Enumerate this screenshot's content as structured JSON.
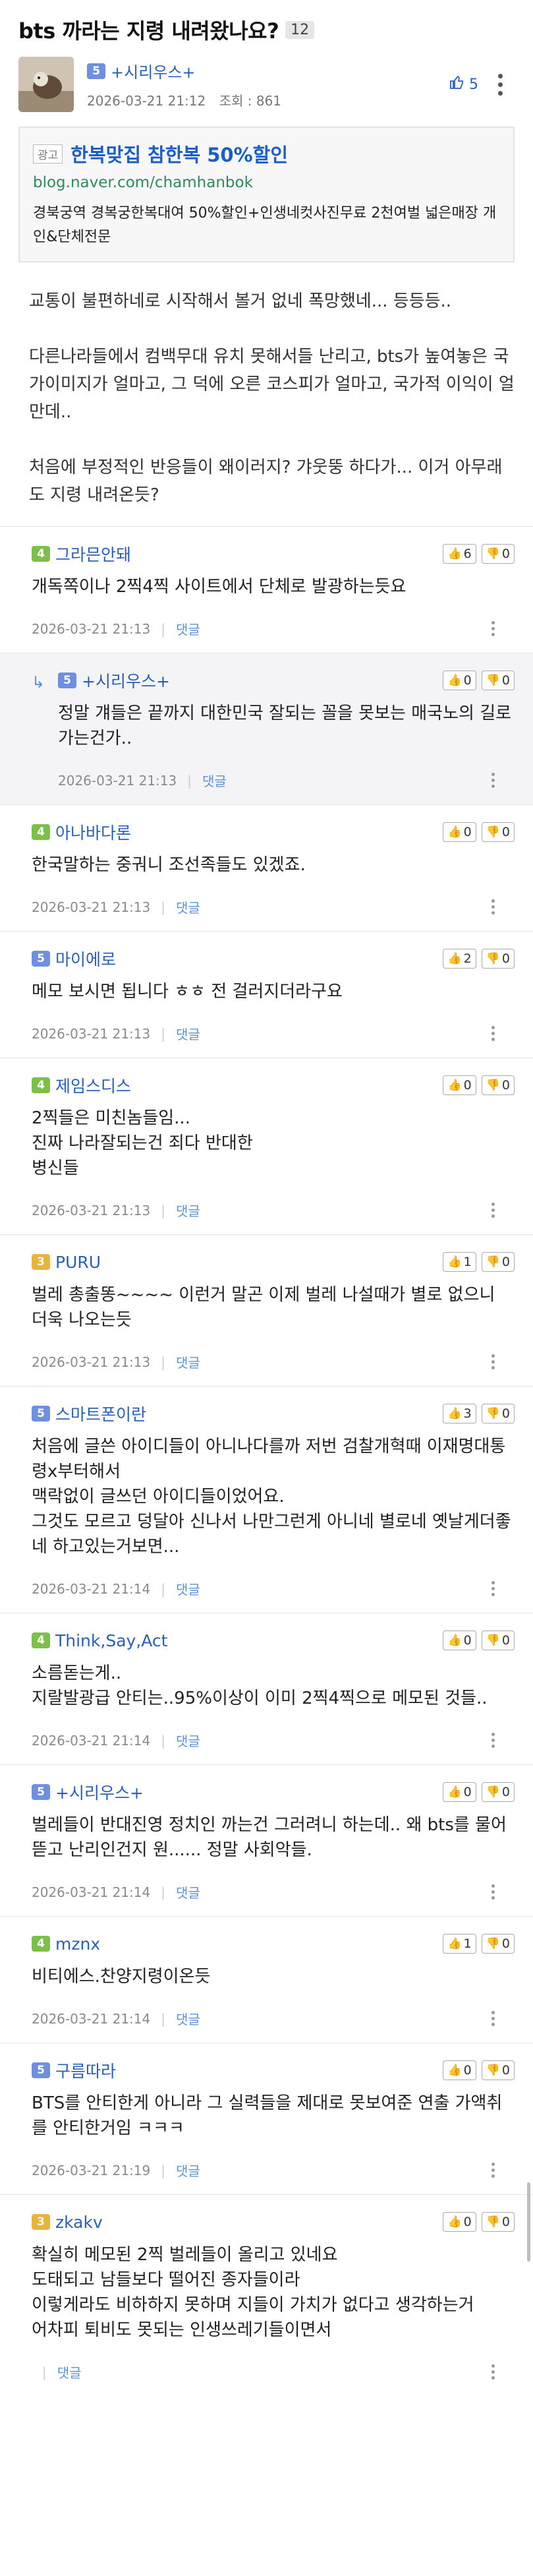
{
  "post": {
    "title": "bts 까라는 지령 내려왔나요?",
    "comment_count": "12",
    "author": {
      "level": "5",
      "level_color": "#6f8fe0",
      "name": "+시리우스+"
    },
    "datetime": "2026-03-21 21:12",
    "views": "조회 : 861",
    "likes": "5",
    "icons": {
      "like": "thumbs-up-icon",
      "more": "vertical-dots-icon"
    }
  },
  "ad": {
    "tag": "광고",
    "title": "한복맞집 참한복 50%할인",
    "url": "blog.naver.com/chamhanbok",
    "description": "경북궁역 경복궁한복대여 50%할인+인생네컷사진무료 2천여벌 넓은매장 개인&단체전문"
  },
  "body": [
    "교통이 불편하네로 시작해서 볼거 없네 폭망했네... 등등등..",
    "다른나라들에서 컴백무대 유치 못해서들 난리고, bts가 높여놓은 국가이미지가 얼마고, 그 덕에 오른 코스피가 얼마고, 국가적 이익이 얼만데..",
    "처음에 부정적인 반응들이 왜이러지? 갸웃뚱 하다가... 이거 아무래도 지령 내려온듯?"
  ],
  "reply_label": "댓글",
  "comments": [
    {
      "level": "4",
      "level_color": "#7cbf4a",
      "name": "그라믄안돼",
      "up": "6",
      "down": "0",
      "reply": false,
      "lines": [
        "개독쪽이나 2찍4찍 사이트에서 단체로 발광하는듯요"
      ],
      "time": "2026-03-21 21:13"
    },
    {
      "level": "5",
      "level_color": "#6f8fe0",
      "name": "+시리우스+",
      "up": "0",
      "down": "0",
      "reply": true,
      "lines": [
        "정말 걔들은 끝까지 대한민국 잘되는 꼴을 못보는 매국노의 길로 가는건가.."
      ],
      "time": "2026-03-21 21:13"
    },
    {
      "level": "4",
      "level_color": "#7cbf4a",
      "name": "아나바다론",
      "up": "0",
      "down": "0",
      "reply": false,
      "lines": [
        "한국말하는 중궈니 조선족들도 있겠죠."
      ],
      "time": "2026-03-21 21:13"
    },
    {
      "level": "5",
      "level_color": "#6f8fe0",
      "name": "마이에로",
      "up": "2",
      "down": "0",
      "reply": false,
      "lines": [
        "메모 보시면 됩니다 ㅎㅎ 전 걸러지더라구요"
      ],
      "time": "2026-03-21 21:13"
    },
    {
      "level": "4",
      "level_color": "#7cbf4a",
      "name": "제임스디스",
      "up": "0",
      "down": "0",
      "reply": false,
      "lines": [
        "2찍들은 미친놈들임...",
        "진짜 나라잘되는건 죄다 반대한",
        "병신들"
      ],
      "time": "2026-03-21 21:13"
    },
    {
      "level": "3",
      "level_color": "#e8b43a",
      "name": "PURU",
      "up": "1",
      "down": "0",
      "reply": false,
      "lines": [
        "벌레 총출똥~~~~ 이런거 말곤 이제 벌레 나설때가 별로 없으니 더욱 나오는듯"
      ],
      "time": "2026-03-21 21:13"
    },
    {
      "level": "5",
      "level_color": "#6f8fe0",
      "name": "스마트폰이란",
      "up": "3",
      "down": "0",
      "reply": false,
      "lines": [
        "처음에 글쓴 아이디들이 아니나다를까 저번 검찰개혁때 이재명대통령x부터해서",
        "맥락없이 글쓰던 아이디들이었어요.",
        "그것도 모르고 덩달아 신나서 나만그런게 아니네 별로네 옛날게더좋네 하고있는거보면..."
      ],
      "time": "2026-03-21 21:14"
    },
    {
      "level": "4",
      "level_color": "#7cbf4a",
      "name": "Think,Say,Act",
      "up": "0",
      "down": "0",
      "reply": false,
      "lines": [
        "소름돋는게..",
        "지랄발광급 안티는..95%이상이 이미 2찍4찍으로 메모된 것들.."
      ],
      "time": "2026-03-21 21:14"
    },
    {
      "level": "5",
      "level_color": "#6f8fe0",
      "name": "+시리우스+",
      "up": "0",
      "down": "0",
      "reply": false,
      "lines": [
        "벌레들이 반대진영 정치인 까는건 그러려니 하는데.. 왜 bts를 물어뜯고 난리인건지 원...... 정말 사회악들."
      ],
      "time": "2026-03-21 21:14"
    },
    {
      "level": "4",
      "level_color": "#7cbf4a",
      "name": "mznx",
      "up": "1",
      "down": "0",
      "reply": false,
      "lines": [
        "비티에스.찬양지령이온듯"
      ],
      "time": "2026-03-21 21:14"
    },
    {
      "level": "5",
      "level_color": "#6f8fe0",
      "name": "구름따라",
      "up": "0",
      "down": "0",
      "reply": false,
      "lines": [
        "BTS를 안티한게 아니라 그 실력들을 제대로 못보여준 연출 가액취를 안티한거임 ㅋㅋㅋ"
      ],
      "time": "2026-03-21 21:19"
    },
    {
      "level": "3",
      "level_color": "#e8b43a",
      "name": "zkakv",
      "up": "0",
      "down": "0",
      "reply": false,
      "lines": [
        "확실히 메모된 2찍 벌레들이 올리고 있네요",
        "도태되고 남들보다 떨어진 종자들이라",
        "이렇게라도 비하하지 못하며 지들이 가치가 없다고 생각하는거",
        "어차피 퇴비도 못되는 인생쓰레기들이면서"
      ],
      "time": ""
    }
  ],
  "icons": {
    "reply_arrow": "reply-arrow-icon",
    "vote_up": "thumbs-up-icon",
    "vote_down": "thumbs-down-icon"
  }
}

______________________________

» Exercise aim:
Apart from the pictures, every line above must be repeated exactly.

» Result for this exercise:
Enumerate this screenshot's content as structured JSON.
{
  "post": {
    "title": "bts 까라는 지령 내려왔나요?",
    "comment_count": "12",
    "author": {
      "level": "5",
      "level_color": "#6f8fe0",
      "name": "+시리우스+"
    },
    "datetime": "2026-03-21 21:12",
    "views": "조회 : 861",
    "likes": "5",
    "icons": {
      "like": "thumbs-up-icon",
      "more": "vertical-dots-icon"
    }
  },
  "ad": {
    "tag": "광고",
    "title": "한복맞집 참한복 50%할인",
    "url": "blog.naver.com/chamhanbok",
    "description": "경북궁역 경복궁한복대여 50%할인+인생네컷사진무료 2천여벌 넓은매장 개인&단체전문"
  },
  "body": [
    "교통이 불편하네로 시작해서 볼거 없네 폭망했네... 등등등..",
    "다른나라들에서 컴백무대 유치 못해서들 난리고, bts가 높여놓은 국가이미지가 얼마고, 그 덕에 오른 코스피가 얼마고, 국가적 이익이 얼만데..",
    "처음에 부정적인 반응들이 왜이러지? 갸웃뚱 하다가... 이거 아무래도 지령 내려온듯?"
  ],
  "reply_label": "댓글",
  "comments": [
    {
      "level": "4",
      "level_color": "#7cbf4a",
      "name": "그라믄안돼",
      "up": "6",
      "down": "0",
      "reply": false,
      "lines": [
        "개독쪽이나 2찍4찍 사이트에서 단체로 발광하는듯요"
      ],
      "time": "2026-03-21 21:13"
    },
    {
      "level": "5",
      "level_color": "#6f8fe0",
      "name": "+시리우스+",
      "up": "0",
      "down": "0",
      "reply": true,
      "lines": [
        "정말 걔들은 끝까지 대한민국 잘되는 꼴을 못보는 매국노의 길로 가는건가.."
      ],
      "time": "2026-03-21 21:13"
    },
    {
      "level": "4",
      "level_color": "#7cbf4a",
      "name": "아나바다론",
      "up": "0",
      "down": "0",
      "reply": false,
      "lines": [
        "한국말하는 중궈니 조선족들도 있겠죠."
      ],
      "time": "2026-03-21 21:13"
    },
    {
      "level": "5",
      "level_color": "#6f8fe0",
      "name": "마이에로",
      "up": "2",
      "down": "0",
      "reply": false,
      "lines": [
        "메모 보시면 됩니다 ㅎㅎ 전 걸러지더라구요"
      ],
      "time": "2026-03-21 21:13"
    },
    {
      "level": "4",
      "level_color": "#7cbf4a",
      "name": "제임스디스",
      "up": "0",
      "down": "0",
      "reply": false,
      "lines": [
        "2찍들은 미친놈들임...",
        "진짜 나라잘되는건 죄다 반대한",
        "병신들"
      ],
      "time": "2026-03-21 21:13"
    },
    {
      "level": "3",
      "level_color": "#e8b43a",
      "name": "PURU",
      "up": "1",
      "down": "0",
      "reply": false,
      "lines": [
        "벌레 총출똥~~~~ 이런거 말곤 이제 벌레 나설때가 별로 없으니 더욱 나오는듯"
      ],
      "time": "2026-03-21 21:13"
    },
    {
      "level": "5",
      "level_color": "#6f8fe0",
      "name": "스마트폰이란",
      "up": "3",
      "down": "0",
      "reply": false,
      "lines": [
        "처음에 글쓴 아이디들이 아니나다를까 저번 검찰개혁때 이재명대통령x부터해서",
        "맥락없이 글쓰던 아이디들이었어요.",
        "그것도 모르고 덩달아 신나서 나만그런게 아니네 별로네 옛날게더좋네 하고있는거보면..."
      ],
      "time": "2026-03-21 21:14"
    },
    {
      "level": "4",
      "level_color": "#7cbf4a",
      "name": "Think,Say,Act",
      "up": "0",
      "down": "0",
      "reply": false,
      "lines": [
        "소름돋는게..",
        "지랄발광급 안티는..95%이상이 이미 2찍4찍으로 메모된 것들.."
      ],
      "time": "2026-03-21 21:14"
    },
    {
      "level": "5",
      "level_color": "#6f8fe0",
      "name": "+시리우스+",
      "up": "0",
      "down": "0",
      "reply": false,
      "lines": [
        "벌레들이 반대진영 정치인 까는건 그러려니 하는데.. 왜 bts를 물어뜯고 난리인건지 원...... 정말 사회악들."
      ],
      "time": "2026-03-21 21:14"
    },
    {
      "level": "4",
      "level_color": "#7cbf4a",
      "name": "mznx",
      "up": "1",
      "down": "0",
      "reply": false,
      "lines": [
        "비티에스.찬양지령이온듯"
      ],
      "time": "2026-03-21 21:14"
    },
    {
      "level": "5",
      "level_color": "#6f8fe0",
      "name": "구름따라",
      "up": "0",
      "down": "0",
      "reply": false,
      "lines": [
        "BTS를 안티한게 아니라 그 실력들을 제대로 못보여준 연출 가액취를 안티한거임 ㅋㅋㅋ"
      ],
      "time": "2026-03-21 21:19"
    },
    {
      "level": "3",
      "level_color": "#e8b43a",
      "name": "zkakv",
      "up": "0",
      "down": "0",
      "reply": false,
      "lines": [
        "확실히 메모된 2찍 벌레들이 올리고 있네요",
        "도태되고 남들보다 떨어진 종자들이라",
        "이렇게라도 비하하지 못하며 지들이 가치가 없다고 생각하는거",
        "어차피 퇴비도 못되는 인생쓰레기들이면서"
      ],
      "time": ""
    }
  ],
  "icons": {
    "reply_arrow": "reply-arrow-icon",
    "vote_up": "thumbs-up-icon",
    "vote_down": "thumbs-down-icon"
  }
}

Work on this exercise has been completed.